(New Jersey School Boards Association supports the Ruiz bill. NJEA doesn't.)

The second bill, sponsored by Assemblyman Patrick Diegnan, Chair of the Assembly Education Committee, isn’t even out there in final form (or any form for that matter), but it represents the greatest challenge to the possibility of tenure reform in NJ.

Diegnan’s bill is a weak ticket, and not just because he’s changed one of Ruiz’s teacher performance rankings from “partially proficient” to “approaching effective.” (When a bill treats teachers like young children, you know there’s a problem.)  Diegnan’s bill is, in fact, a toothless pander to an anachronistic culture with no patina of accountability and professionalism. His bill makes NJEA’s tenure proposal – which concedes that student outcomes, in some manner,  should inform teacher evaluations – look positively radical.  Diegnan makes NJEA look like Michelle Rhee.

Ruiz, Diegnan, and NJEA all add a fourth year before the granting of tenure. (Right now in NJ, and in most of the country, it’s 3 years and a day.) All three proposals attempt to streamline the tenure removal process. But, in yet another display of weakness, Diegnan’s bill capitulates to the myth that most school boards make tenure decisions based on nepotism.
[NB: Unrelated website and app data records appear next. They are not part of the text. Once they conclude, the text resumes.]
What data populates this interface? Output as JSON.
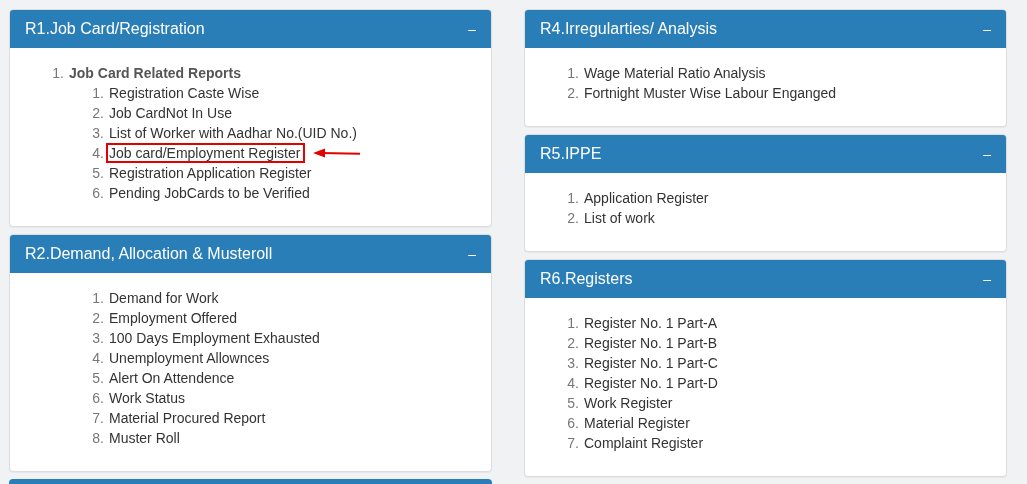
{
  "left_column": [
    {
      "kind": "panel",
      "title": "R1.Job Card/Registration",
      "toggle": "–",
      "indented": false,
      "items": [
        {
          "number": "1.",
          "label": "Job Card Related Reports",
          "bold": true,
          "highlighted": false,
          "children": [
            {
              "number": "1.",
              "label": "Registration Caste Wise",
              "highlighted": false
            },
            {
              "number": "2.",
              "label": "Job CardNot In Use",
              "highlighted": false
            },
            {
              "number": "3.",
              "label": "List of Worker with Aadhar No.(UID No.)",
              "highlighted": false
            },
            {
              "number": "4.",
              "label": "Job card/Employment Register",
              "highlighted": true
            },
            {
              "number": "5.",
              "label": "Registration Application Register",
              "highlighted": false
            },
            {
              "number": "6.",
              "label": "Pending JobCards to be Verified",
              "highlighted": false
            }
          ]
        }
      ]
    },
    {
      "kind": "panel",
      "title": "R2.Demand, Allocation & Musteroll",
      "toggle": "–",
      "indented": true,
      "items": [
        {
          "number": "1.",
          "label": "Demand for Work",
          "highlighted": false
        },
        {
          "number": "2.",
          "label": "Employment Offered",
          "highlighted": false
        },
        {
          "number": "3.",
          "label": "100 Days Employment Exhausted",
          "highlighted": false
        },
        {
          "number": "4.",
          "label": "Unemployment Allownces",
          "highlighted": false
        },
        {
          "number": "5.",
          "label": "Alert On Attendence",
          "highlighted": false
        },
        {
          "number": "6.",
          "label": "Work Status",
          "highlighted": false
        },
        {
          "number": "7.",
          "label": "Material Procured Report",
          "highlighted": false
        },
        {
          "number": "8.",
          "label": "Muster Roll",
          "highlighted": false
        }
      ]
    },
    {
      "kind": "clipped"
    }
  ],
  "right_column": [
    {
      "kind": "panel",
      "title": "R4.Irregularties/ Analysis",
      "toggle": "–",
      "indented": false,
      "items": [
        {
          "number": "1.",
          "label": "Wage Material Ratio Analysis",
          "highlighted": false
        },
        {
          "number": "2.",
          "label": "Fortnight Muster Wise Labour Enganged",
          "highlighted": false
        }
      ]
    },
    {
      "kind": "panel",
      "title": "R5.IPPE",
      "toggle": "–",
      "indented": false,
      "items": [
        {
          "number": "1.",
          "label": "Application Register",
          "highlighted": false
        },
        {
          "number": "2.",
          "label": "List of work",
          "highlighted": false
        }
      ]
    },
    {
      "kind": "panel",
      "title": "R6.Registers",
      "toggle": "–",
      "indented": false,
      "items": [
        {
          "number": "1.",
          "label": "Register No. 1 Part-A",
          "highlighted": false
        },
        {
          "number": "2.",
          "label": "Register No. 1 Part-B",
          "highlighted": false
        },
        {
          "number": "3.",
          "label": "Register No. 1 Part-C",
          "highlighted": false
        },
        {
          "number": "4.",
          "label": "Register No. 1 Part-D",
          "highlighted": false
        },
        {
          "number": "5.",
          "label": "Work Register",
          "highlighted": false
        },
        {
          "number": "6.",
          "label": "Material Register",
          "highlighted": false
        },
        {
          "number": "7.",
          "label": "Complaint Register",
          "highlighted": false
        }
      ]
    }
  ]
}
Of course, there’s a few of those boards out there, but strong nepotism legislation and district policies (along with bad press) have made such incidents increasingly unlikely. Are there still corrupt school boards? Sure – Elizabeth, Perth Amboy, Trenton, and Hamilton come to mind – but the vast majority of NJ school boards act responsibly. Remember also that school board members don’t make their own recommendations regarding anything. All personnel recommendations come from the superintendent.

Bad cases make bad case law, goes the old wisdom. Should statewide policy be predicated on a few bad apples?

Diegnan says, “It has always been my position that tenure is important, and the cure would be much worse than the disease if we did away with tenure. We never want a situation where the change in the political leadership in a town would put everyone’s job at risk.”

The only way that could possibly happen is in a culture of non-accountability, where teacher evaluations are entirely disconnected from student outcomes, where principals and superintendents carry no responsibility for school and district performance, where nepotism reigns in school board decisions.  Not bloody likely.

Diegnan’s bill is so last century.